Prompt: What you return should be the lines of the data containing "scope", each in full.

Interface dataset entries

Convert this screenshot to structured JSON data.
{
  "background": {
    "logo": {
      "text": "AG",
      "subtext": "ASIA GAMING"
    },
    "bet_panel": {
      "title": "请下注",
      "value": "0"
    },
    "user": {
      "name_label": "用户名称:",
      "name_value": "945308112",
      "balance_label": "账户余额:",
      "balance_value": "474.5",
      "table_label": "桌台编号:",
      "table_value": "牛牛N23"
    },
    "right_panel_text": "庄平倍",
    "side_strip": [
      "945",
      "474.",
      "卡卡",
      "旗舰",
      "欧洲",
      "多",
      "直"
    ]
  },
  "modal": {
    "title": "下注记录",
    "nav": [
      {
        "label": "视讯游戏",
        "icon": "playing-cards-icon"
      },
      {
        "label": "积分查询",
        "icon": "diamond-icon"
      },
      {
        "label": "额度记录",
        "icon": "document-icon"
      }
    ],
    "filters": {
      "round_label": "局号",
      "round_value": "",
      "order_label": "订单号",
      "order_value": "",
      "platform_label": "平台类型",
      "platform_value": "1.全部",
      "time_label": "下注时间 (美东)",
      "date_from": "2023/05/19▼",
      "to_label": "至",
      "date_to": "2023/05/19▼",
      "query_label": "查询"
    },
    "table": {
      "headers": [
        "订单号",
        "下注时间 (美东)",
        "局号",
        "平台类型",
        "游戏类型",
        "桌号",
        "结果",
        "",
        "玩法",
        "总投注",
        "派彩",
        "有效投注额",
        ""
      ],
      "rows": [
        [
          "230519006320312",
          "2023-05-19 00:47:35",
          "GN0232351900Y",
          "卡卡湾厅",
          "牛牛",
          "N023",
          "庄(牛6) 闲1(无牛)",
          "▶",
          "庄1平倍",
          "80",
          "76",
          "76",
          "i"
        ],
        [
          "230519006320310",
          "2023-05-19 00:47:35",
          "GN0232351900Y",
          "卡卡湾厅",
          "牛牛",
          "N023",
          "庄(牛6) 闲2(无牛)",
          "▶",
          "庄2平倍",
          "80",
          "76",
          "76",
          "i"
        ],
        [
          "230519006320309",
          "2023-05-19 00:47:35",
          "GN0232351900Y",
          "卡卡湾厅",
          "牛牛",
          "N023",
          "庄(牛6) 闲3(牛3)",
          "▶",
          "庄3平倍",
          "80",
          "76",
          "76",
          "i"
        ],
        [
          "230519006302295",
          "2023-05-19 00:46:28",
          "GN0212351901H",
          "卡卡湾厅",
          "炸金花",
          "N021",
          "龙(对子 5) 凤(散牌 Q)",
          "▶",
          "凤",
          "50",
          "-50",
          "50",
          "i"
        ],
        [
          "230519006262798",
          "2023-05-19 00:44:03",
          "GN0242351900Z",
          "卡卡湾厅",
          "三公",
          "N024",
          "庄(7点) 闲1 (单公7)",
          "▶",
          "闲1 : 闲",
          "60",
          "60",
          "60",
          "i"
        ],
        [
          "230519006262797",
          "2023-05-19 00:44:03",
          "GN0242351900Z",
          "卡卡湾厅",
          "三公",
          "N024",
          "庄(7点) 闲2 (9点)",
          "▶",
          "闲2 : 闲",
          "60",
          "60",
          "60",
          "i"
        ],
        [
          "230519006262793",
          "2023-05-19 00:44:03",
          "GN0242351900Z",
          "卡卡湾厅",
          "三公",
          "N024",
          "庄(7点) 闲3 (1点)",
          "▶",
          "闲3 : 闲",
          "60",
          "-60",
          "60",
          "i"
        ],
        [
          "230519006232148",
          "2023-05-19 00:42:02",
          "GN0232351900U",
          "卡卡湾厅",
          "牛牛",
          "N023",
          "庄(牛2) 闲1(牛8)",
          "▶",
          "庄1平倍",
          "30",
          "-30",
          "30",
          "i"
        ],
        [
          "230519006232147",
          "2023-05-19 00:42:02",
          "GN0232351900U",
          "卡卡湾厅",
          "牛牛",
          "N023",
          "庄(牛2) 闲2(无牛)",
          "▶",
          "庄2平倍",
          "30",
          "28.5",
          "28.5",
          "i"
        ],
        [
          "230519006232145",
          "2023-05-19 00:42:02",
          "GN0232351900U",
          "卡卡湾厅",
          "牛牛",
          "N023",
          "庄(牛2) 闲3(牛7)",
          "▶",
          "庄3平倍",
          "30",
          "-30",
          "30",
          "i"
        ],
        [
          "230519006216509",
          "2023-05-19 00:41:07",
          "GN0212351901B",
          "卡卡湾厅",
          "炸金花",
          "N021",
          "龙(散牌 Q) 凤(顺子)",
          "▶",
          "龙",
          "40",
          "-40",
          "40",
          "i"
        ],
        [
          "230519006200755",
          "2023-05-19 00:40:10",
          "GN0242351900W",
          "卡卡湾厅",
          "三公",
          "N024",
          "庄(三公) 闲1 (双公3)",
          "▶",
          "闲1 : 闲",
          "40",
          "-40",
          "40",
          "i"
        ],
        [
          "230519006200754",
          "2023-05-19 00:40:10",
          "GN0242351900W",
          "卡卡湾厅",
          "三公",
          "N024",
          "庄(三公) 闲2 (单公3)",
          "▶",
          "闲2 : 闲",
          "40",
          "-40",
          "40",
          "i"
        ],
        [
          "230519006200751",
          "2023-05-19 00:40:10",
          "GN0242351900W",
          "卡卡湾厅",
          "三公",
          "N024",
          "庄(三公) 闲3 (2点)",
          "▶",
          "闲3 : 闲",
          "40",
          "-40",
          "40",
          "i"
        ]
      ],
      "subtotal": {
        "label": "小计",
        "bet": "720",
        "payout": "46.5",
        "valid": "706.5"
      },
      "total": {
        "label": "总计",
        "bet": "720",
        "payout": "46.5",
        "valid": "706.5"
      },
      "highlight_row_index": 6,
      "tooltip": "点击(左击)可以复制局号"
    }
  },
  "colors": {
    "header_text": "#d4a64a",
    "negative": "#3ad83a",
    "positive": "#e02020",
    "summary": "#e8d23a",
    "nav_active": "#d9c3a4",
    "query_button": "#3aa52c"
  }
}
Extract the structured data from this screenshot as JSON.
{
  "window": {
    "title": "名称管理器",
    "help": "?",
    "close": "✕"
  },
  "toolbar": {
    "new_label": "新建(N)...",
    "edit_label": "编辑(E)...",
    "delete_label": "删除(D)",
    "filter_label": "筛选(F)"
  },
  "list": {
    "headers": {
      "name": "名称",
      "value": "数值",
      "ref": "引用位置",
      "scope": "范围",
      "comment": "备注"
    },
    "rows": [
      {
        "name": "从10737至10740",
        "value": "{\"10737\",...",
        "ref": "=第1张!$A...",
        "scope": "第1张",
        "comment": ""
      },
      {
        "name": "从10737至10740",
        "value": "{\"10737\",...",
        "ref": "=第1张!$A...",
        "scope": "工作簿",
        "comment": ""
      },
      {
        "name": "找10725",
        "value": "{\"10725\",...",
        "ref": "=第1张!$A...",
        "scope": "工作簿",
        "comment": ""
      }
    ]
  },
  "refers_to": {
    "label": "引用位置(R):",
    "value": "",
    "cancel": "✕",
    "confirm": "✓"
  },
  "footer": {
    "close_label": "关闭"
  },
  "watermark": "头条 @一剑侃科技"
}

Response area:
      "scope": "范围",
        "scope": "第1张",
        "scope": "工作簿",
        "scope": "工作簿",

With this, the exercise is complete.